Journal of Nonlinear Dynamics

Volume 2016, Article ID 2869083, 12 pages

http://dx.doi.org/10.1155/2016/2869083

## Nonlinear Dynamics and Analysis of Intracranial Saccular Aneurysms with Growth and Remodeling

Department of Mathematical Sciences, George Mason University, Fairfax, VA 22030, USA

Received 30 March 2016; Accepted 5 May 2016

Academic Editor: Giovanni P. Galdi

Copyright © 2016 Manal Badgaish et al. This is an open access article distributed under the Creative Commons Attribution License, which permits unrestricted use, distribution, and reproduction in any medium, provided the original work is properly cited.
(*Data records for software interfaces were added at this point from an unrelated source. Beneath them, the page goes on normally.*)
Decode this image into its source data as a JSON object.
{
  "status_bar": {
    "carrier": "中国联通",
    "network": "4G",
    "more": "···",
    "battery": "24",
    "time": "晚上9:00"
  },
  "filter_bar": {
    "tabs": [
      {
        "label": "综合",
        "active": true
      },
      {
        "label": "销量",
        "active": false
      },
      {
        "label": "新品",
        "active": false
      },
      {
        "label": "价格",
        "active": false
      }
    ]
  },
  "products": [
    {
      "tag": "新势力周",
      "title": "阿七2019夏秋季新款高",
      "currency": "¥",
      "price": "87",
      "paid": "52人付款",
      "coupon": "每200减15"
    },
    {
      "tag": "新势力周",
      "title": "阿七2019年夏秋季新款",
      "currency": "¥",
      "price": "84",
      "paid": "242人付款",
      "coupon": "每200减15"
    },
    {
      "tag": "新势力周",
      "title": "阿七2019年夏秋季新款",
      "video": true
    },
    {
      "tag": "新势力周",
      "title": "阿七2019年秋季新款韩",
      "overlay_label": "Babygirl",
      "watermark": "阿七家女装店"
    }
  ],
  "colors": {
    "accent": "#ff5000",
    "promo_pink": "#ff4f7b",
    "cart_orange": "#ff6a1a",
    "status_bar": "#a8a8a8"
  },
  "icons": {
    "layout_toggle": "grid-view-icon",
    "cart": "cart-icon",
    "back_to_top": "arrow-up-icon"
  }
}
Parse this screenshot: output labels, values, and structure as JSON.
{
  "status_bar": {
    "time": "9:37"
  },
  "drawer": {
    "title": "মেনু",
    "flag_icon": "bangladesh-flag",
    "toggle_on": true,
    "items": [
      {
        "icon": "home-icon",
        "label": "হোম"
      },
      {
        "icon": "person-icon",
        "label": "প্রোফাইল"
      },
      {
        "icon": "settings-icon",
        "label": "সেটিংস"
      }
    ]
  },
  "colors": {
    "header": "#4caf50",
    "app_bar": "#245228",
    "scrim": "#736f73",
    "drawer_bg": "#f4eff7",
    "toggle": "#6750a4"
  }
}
#### Abstract

A new mathematical model for the interaction of blood flow with the arterial wall surrounded by cerebral spinal fluid is developed with applications to intracranial saccular aneurysms. The blood pressure acting on the inner arterial wall is modeled via a Fourier series, the arterial wall is modeled as a spring-mass system incorporating growth and remodeling, and the surrounding cerebral spinal fluid is modeled via a simplified one-dimensional compressible Euler equation with inviscid flow and negligible nonlinear effects. The resulting nonlinear coupled fluid-structure interaction problem is analyzed and a perturbation technique is employed to derive the first-order approximation solution to the system. An analytical solution is also derived for the linearized version of the problem using Laplace transforms. The solutions are validated against related work from the literature and the results suggest the biological significance of the inclusion of the growth and remodeling effects on the rupture of intracranial aneurysms.
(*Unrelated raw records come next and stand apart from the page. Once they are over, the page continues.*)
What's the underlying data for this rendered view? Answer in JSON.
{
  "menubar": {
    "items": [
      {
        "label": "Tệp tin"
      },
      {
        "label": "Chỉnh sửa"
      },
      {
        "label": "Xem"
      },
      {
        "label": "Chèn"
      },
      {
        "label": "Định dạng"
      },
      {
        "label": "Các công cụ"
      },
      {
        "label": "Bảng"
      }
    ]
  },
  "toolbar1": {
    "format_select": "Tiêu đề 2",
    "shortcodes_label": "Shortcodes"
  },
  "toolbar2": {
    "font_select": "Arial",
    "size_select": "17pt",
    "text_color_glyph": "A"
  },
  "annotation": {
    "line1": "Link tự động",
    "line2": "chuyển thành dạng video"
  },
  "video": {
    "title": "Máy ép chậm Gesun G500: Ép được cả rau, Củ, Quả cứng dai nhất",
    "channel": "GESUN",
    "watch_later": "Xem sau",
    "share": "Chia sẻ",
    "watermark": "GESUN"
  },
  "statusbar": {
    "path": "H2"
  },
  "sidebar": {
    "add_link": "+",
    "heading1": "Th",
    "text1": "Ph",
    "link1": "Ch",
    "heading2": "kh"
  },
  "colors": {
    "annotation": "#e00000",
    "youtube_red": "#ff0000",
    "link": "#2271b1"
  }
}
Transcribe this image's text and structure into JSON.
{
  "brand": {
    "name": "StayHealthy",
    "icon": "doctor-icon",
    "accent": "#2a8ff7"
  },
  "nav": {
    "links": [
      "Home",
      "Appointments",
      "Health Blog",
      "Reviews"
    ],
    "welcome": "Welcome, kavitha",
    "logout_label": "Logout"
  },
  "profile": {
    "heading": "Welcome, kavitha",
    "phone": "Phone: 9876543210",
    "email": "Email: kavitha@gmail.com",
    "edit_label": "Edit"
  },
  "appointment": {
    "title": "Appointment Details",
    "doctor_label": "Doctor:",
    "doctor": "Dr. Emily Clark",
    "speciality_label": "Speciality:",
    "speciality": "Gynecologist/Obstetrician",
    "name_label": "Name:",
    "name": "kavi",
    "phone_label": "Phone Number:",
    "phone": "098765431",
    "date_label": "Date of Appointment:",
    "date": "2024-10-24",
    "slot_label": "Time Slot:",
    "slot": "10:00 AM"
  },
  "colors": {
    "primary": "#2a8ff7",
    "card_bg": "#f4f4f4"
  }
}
#### 1. Introduction

Intracranial saccular aneurysm is a focal dilatation of the arterial wall that can be found in the circle of Willis which is a network of vessels at the base of the brain. The aneurysm which is a soft tissue interacts with a variety of flows including the blood as well as the cerebral spinal fluid. Based on the influence of various biomechanical factors, the growing aneurysm can potentially rupture that leads to either a neurological disorder or death. About 80% to 90% of ruptured aneurysms lead to death [1]. One of the invasive treatments for intracranial saccular aneurysms is to employ surgical procedures which may be associated with risk and death [2].
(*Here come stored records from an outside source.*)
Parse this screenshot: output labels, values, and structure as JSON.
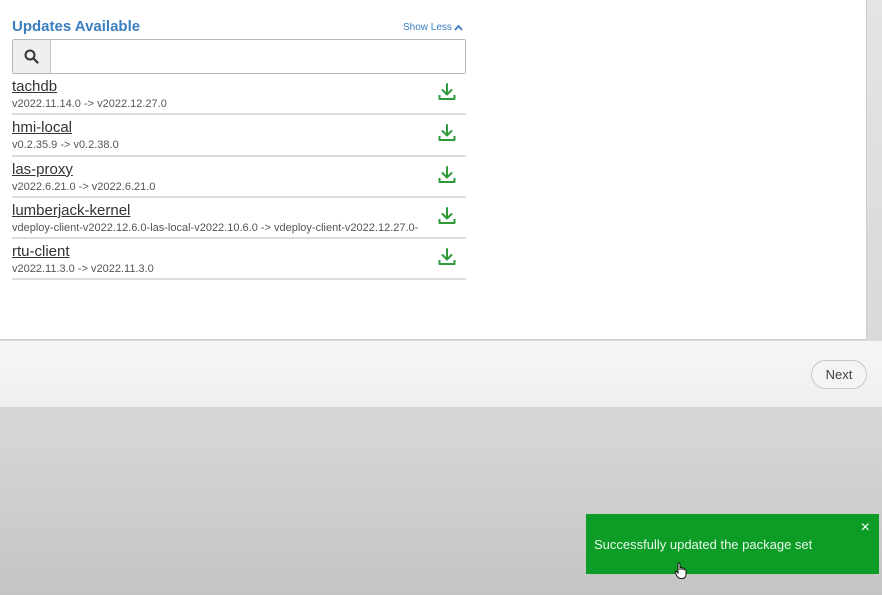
{
  "updates": {
    "heading": "Updates Available",
    "toggle_label": "Show Less",
    "search": {
      "value": "",
      "placeholder": ""
    },
    "items": [
      {
        "name": "tachdb",
        "version": "v2022.11.14.0 -> v2022.12.27.0"
      },
      {
        "name": "hmi-local",
        "version": "v0.2.35.9 -> v0.2.38.0"
      },
      {
        "name": "las-proxy",
        "version": "v2022.6.21.0 -> v2022.6.21.0"
      },
      {
        "name": "lumberjack-kernel",
        "version": "vdeploy-client-v2022.12.6.0-las-local-v2022.10.6.0 -> vdeploy-client-v2022.12.27.0-"
      },
      {
        "name": "rtu-client",
        "version": "v2022.11.3.0 -> v2022.11.3.0"
      }
    ]
  },
  "footer": {
    "next_label": "Next"
  },
  "toast": {
    "message": "Successfully updated the package set",
    "close_symbol": "×"
  },
  "colors": {
    "accent": "#3a7fc0",
    "download_icon": "#2e9a3a",
    "toast_bg": "#0d9d27"
  },
  "icons": {
    "search": "search-icon",
    "download": "download-icon",
    "toggle": "chevron-up-icon",
    "close": "close-icon"
  }
}
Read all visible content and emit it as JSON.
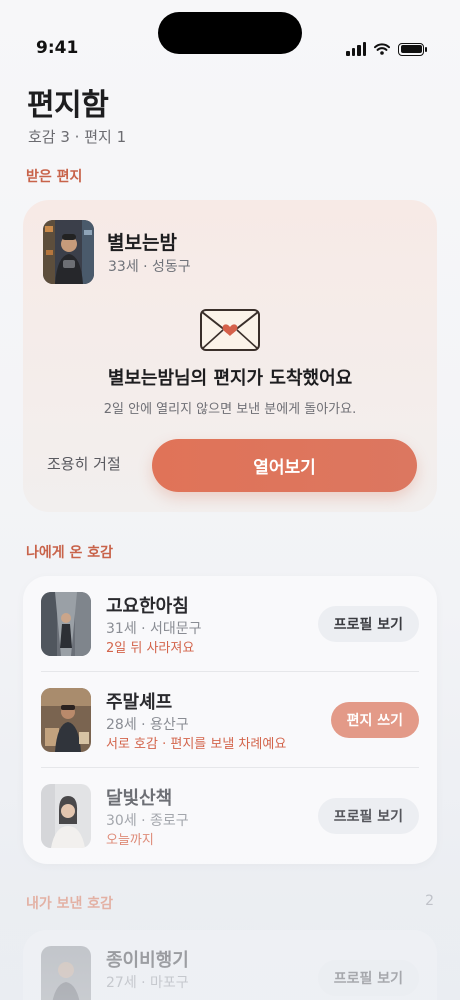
{
  "status_bar": {
    "time": "9:41"
  },
  "header": {
    "title": "편지함",
    "subtitle": "호감 3 · 편지 1"
  },
  "received_letter": {
    "section_label": "받은 편지",
    "sender_name": "별보는밤",
    "sender_meta": "33세 · 성동구",
    "title": "별보는밤님의 편지가 도착했어요",
    "note": "2일 안에 열리지 않으면 보낸 분에게 돌아가요.",
    "decline_label": "조용히 거절",
    "open_label": "열어보기"
  },
  "likes_received": {
    "section_label": "나에게 온 호감",
    "items": [
      {
        "name": "고요한아침",
        "meta": "31세 · 서대문구",
        "status": "2일 뒤 사라져요",
        "button": "프로필 보기"
      },
      {
        "name": "주말셰프",
        "meta": "28세 · 용산구",
        "status": "서로 호감 · 편지를 보낼 차례예요",
        "button": "편지 쓰기"
      },
      {
        "name": "달빛산책",
        "meta": "30세 · 종로구",
        "status": "오늘까지",
        "button": "프로필 보기"
      }
    ]
  },
  "likes_sent": {
    "section_label": "내가 보낸 호감",
    "count": "2",
    "items": [
      {
        "name": "종이비행기",
        "meta": "27세 · 마포구",
        "button": "프로필 보기"
      }
    ]
  },
  "colors": {
    "accent": "#e07358",
    "accent_soft": "#e39a88",
    "label": "#c8634a"
  },
  "icons": {
    "envelope": "envelope-heart-icon",
    "signal": "signal-icon",
    "wifi": "wifi-icon",
    "battery": "battery-icon"
  }
}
Over the last two decades, there have been several efforts to investigate the genesis of this disease and to develop a way for prediction of rupture through mathematical modeling [3–6]. Different groups of researchers had identified the elastodynamics of the arterial wall interaction with the blood flow to be the main reason for the rupture of an aneurysm [7–9]. A coupled fluid-structure model to understand the elastodynamics better was later studied more extensively [10–13]. These models introduced mathematical models of increasing complexity for intracranial saccular aneurysms that described the coupled interaction between blood, arterial wall, and cerebral spinal fluid (CSF). In [11], the CSF was modeled using simplified Navier-Stokes equations, whereas the arterial wall structure was modeled using a spring-mass system. A Fourier series was used to model the interaction between blood pressure and inner wall. While the model developed yielded good insight into understanding rupture, this model did not accommodate growth and remodeling effects of the soft-tissue wall.

There are three main constituents of the artery wall, namely, the elastin, the collagen, and the smooth muscle [14, 15]. The elastin is a stable protein and is considered the most load bearing element that functions as resistance to the formation of an aneurysm, whereas the collagen is the protein that is responsible for preventing rupture after formation of an aneurysm. The growth of the aneurysm is associated with deficiency of elastin and weakening of the artery wall [16]. Hence, elastin and collagen should be incorporated into the modeling of arterial wall in order to obtain an accurate biological model of the aneurysm that maybe can lead to better interpretation and prediction for this disease. This is one of the main contributions of this work. In the model we will consider in this paper we will assume elastin and collagen to be one-dimensional passive fibers and also, for simplicity, we will not consider the effects of the smooth muscle for this work.

In Section 2, we will describe the mathematical model that we will consider to solve a coupled fluid-structure problem. Section 3 discusses the nonlinear analysis and perturbation solution for the model. In Section 4, the linearization of the growth and remodeling model is considered and solved analytically using Laplace transformation. After that, some important computational results and comparisons are discussed in Section 5. Finally, we conclude by some biological interpretation of the results and suggestion for future work.

#### 2. Models and Background

The mathematical modeling of intracranial saccular aneurysm builds on models developed in [11, 12] which included a simple mathematical model of a thin-walled, spherical intracranial aneurysm surrounded by cerebral spinal fluid which is referred to as CSF (see Figure 1).